● WHAT YOU HAVE TO DO: Recreate the entire listing that appears below, exactly.

● AVAILABLE DATA:

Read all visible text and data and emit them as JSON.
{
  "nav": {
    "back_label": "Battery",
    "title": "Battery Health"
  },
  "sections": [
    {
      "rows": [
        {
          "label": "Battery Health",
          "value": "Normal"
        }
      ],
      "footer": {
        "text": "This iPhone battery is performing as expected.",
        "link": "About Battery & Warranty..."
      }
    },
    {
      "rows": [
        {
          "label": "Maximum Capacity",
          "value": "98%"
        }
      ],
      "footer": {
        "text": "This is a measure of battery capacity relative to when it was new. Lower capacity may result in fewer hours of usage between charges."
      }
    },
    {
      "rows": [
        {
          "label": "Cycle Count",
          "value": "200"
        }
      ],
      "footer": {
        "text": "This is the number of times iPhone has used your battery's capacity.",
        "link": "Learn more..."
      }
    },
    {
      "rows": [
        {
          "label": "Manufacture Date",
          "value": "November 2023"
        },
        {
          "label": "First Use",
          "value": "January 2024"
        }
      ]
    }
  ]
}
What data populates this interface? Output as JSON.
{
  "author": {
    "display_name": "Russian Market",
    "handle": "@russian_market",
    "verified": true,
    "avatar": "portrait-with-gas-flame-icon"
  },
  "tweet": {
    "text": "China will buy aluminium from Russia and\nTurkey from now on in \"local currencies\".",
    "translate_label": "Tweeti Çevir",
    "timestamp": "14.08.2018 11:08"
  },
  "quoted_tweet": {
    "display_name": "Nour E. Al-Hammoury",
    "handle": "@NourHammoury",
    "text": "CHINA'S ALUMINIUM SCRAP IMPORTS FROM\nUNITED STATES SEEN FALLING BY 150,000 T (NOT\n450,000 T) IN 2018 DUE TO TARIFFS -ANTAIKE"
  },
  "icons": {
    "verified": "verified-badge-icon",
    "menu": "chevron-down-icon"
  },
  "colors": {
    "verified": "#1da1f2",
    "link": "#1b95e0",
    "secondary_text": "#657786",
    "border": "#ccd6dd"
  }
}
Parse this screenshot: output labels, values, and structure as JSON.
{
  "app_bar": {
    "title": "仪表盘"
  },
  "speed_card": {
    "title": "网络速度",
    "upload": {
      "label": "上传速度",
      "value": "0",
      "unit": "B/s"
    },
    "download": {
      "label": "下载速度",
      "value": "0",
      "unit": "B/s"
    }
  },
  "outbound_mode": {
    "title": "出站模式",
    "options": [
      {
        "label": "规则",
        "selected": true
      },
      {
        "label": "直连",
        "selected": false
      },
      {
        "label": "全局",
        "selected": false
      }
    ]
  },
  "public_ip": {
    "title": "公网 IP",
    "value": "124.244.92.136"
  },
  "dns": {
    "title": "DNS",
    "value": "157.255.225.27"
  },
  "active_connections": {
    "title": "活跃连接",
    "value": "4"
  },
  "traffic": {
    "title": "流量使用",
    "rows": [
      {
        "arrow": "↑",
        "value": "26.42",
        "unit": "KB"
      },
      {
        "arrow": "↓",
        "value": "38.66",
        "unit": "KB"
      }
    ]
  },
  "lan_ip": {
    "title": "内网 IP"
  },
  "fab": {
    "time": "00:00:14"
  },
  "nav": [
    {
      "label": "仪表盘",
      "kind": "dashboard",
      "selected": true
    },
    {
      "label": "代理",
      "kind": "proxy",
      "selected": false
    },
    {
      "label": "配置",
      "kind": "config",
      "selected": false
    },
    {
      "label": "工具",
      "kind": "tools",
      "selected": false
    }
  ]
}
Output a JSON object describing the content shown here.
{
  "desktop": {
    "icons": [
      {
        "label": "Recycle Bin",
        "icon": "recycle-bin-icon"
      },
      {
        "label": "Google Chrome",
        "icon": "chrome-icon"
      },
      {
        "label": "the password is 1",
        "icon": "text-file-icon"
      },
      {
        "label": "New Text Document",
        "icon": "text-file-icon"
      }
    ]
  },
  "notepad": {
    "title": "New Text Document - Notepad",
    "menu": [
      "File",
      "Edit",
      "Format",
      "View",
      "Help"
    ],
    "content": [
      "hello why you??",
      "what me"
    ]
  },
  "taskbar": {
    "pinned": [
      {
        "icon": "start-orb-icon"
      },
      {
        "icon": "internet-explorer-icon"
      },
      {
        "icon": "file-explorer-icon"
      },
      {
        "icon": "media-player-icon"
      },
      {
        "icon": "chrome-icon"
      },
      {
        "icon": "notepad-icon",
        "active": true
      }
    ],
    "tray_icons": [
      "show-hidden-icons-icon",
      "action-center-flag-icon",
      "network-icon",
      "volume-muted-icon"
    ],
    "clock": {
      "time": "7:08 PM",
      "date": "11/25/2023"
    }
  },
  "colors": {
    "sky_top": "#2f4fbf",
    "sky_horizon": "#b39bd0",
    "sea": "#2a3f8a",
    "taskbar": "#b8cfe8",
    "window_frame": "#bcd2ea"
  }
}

● ANSWER TO THIS TASK:
Read all visible text and data and emit them as JSON.
{
  "nav": {
    "back_label": "Battery",
    "title": "Battery Health"
  },
  "sections": [
    {
      "rows": [
        {
          "label": "Battery Health",
          "value": "Normal"
        }
      ],
      "footer": {
        "text": "This iPhone battery is performing as expected.",
        "link": "About Battery & Warranty..."
      }
    },
    {
      "rows": [
        {
          "label": "Maximum Capacity",
          "value": "98%"
        }
      ],
      "footer": {
        "text": "This is a measure of battery capacity relative to when it was new. Lower capacity may result in fewer hours of usage between charges."
      }
    },
    {
      "rows": [
        {
          "label": "Cycle Count",
          "value": "200"
        }
      ],
      "footer": {
        "text": "This is the number of times iPhone has used your battery's capacity.",
        "link": "Learn more..."
      }
    },
    {
      "rows": [
        {
          "label": "Manufacture Date",
          "value": "November 2023"
        },
        {
          "label": "First Use",
          "value": "January 2024"
        }
      ]
    }
  ]
}
What data populates this interface? Output as JSON.
{
  "author": {
    "display_name": "Russian Market",
    "handle": "@russian_market",
    "verified": true,
    "avatar": "portrait-with-gas-flame-icon"
  },
  "tweet": {
    "text": "China will buy aluminium from Russia and\nTurkey from now on in \"local currencies\".",
    "translate_label": "Tweeti Çevir",
    "timestamp": "14.08.2018 11:08"
  },
  "quoted_tweet": {
    "display_name": "Nour E. Al-Hammoury",
    "handle": "@NourHammoury",
    "text": "CHINA'S ALUMINIUM SCRAP IMPORTS FROM\nUNITED STATES SEEN FALLING BY 150,000 T (NOT\n450,000 T) IN 2018 DUE TO TARIFFS -ANTAIKE"
  },
  "icons": {
    "verified": "verified-badge-icon",
    "menu": "chevron-down-icon"
  },
  "colors": {
    "verified": "#1da1f2",
    "link": "#1b95e0",
    "secondary_text": "#657786",
    "border": "#ccd6dd"
  }
}
Parse this screenshot: output labels, values, and structure as JSON.
{
  "app_bar": {
    "title": "仪表盘"
  },
  "speed_card": {
    "title": "网络速度",
    "upload": {
      "label": "上传速度",
      "value": "0",
      "unit": "B/s"
    },
    "download": {
      "label": "下载速度",
      "value": "0",
      "unit": "B/s"
    }
  },
  "outbound_mode": {
    "title": "出站模式",
    "options": [
      {
        "label": "规则",
        "selected": true
      },
      {
        "label": "直连",
        "selected": false
      },
      {
        "label": "全局",
        "selected": false
      }
    ]
  },
  "public_ip": {
    "title": "公网 IP",
    "value": "124.244.92.136"
  },
  "dns": {
    "title": "DNS",
    "value": "157.255.225.27"
  },
  "active_connections": {
    "title": "活跃连接",
    "value": "4"
  },
  "traffic": {
    "title": "流量使用",
    "rows": [
      {
        "arrow": "↑",
        "value": "26.42",
        "unit": "KB"
      },
      {
        "arrow": "↓",
        "value": "38.66",
        "unit": "KB"
      }
    ]
  },
  "lan_ip": {
    "title": "内网 IP"
  },
  "fab": {
    "time": "00:00:14"
  },
  "nav": [
    {
      "label": "仪表盘",
      "kind": "dashboard",
      "selected": true
    },
    {
      "label": "代理",
      "kind": "proxy",
      "selected": false
    },
    {
      "label": "配置",
      "kind": "config",
      "selected": false
    },
    {
      "label": "工具",
      "kind": "tools",
      "selected": false
    }
  ]
}
Output a JSON object describing the content shown here.
{
  "desktop": {
    "icons": [
      {
        "label": "Recycle Bin",
        "icon": "recycle-bin-icon"
      },
      {
        "label": "Google Chrome",
        "icon": "chrome-icon"
      },
      {
        "label": "the password is 1",
        "icon": "text-file-icon"
      },
      {
        "label": "New Text Document",
        "icon": "text-file-icon"
      }
    ]
  },
  "notepad": {
    "title": "New Text Document - Notepad",
    "menu": [
      "File",
      "Edit",
      "Format",
      "View",
      "Help"
    ],
    "content": [
      "hello why you??",
      "what me"
    ]
  },
  "taskbar": {
    "pinned": [
      {
        "icon": "start-orb-icon"
      },
      {
        "icon": "internet-explorer-icon"
      },
      {
        "icon": "file-explorer-icon"
      },
      {
        "icon": "media-player-icon"
      },
      {
        "icon": "chrome-icon"
      },
      {
        "icon": "notepad-icon",
        "active": true
      }
    ],
    "tray_icons": [
      "show-hidden-icons-icon",
      "action-center-flag-icon",
      "network-icon",
      "volume-muted-icon"
    ],
    "clock": {
      "time": "7:08 PM",
      "date": "11/25/2023"
    }
  },
  "colors": {
    "sky_top": "#2f4fbf",
    "sky_horizon": "#b39bd0",
    "sea": "#2a3f8a",
    "taskbar": "#b8cfe8",
    "window_frame": "#bcd2ea"
  }
}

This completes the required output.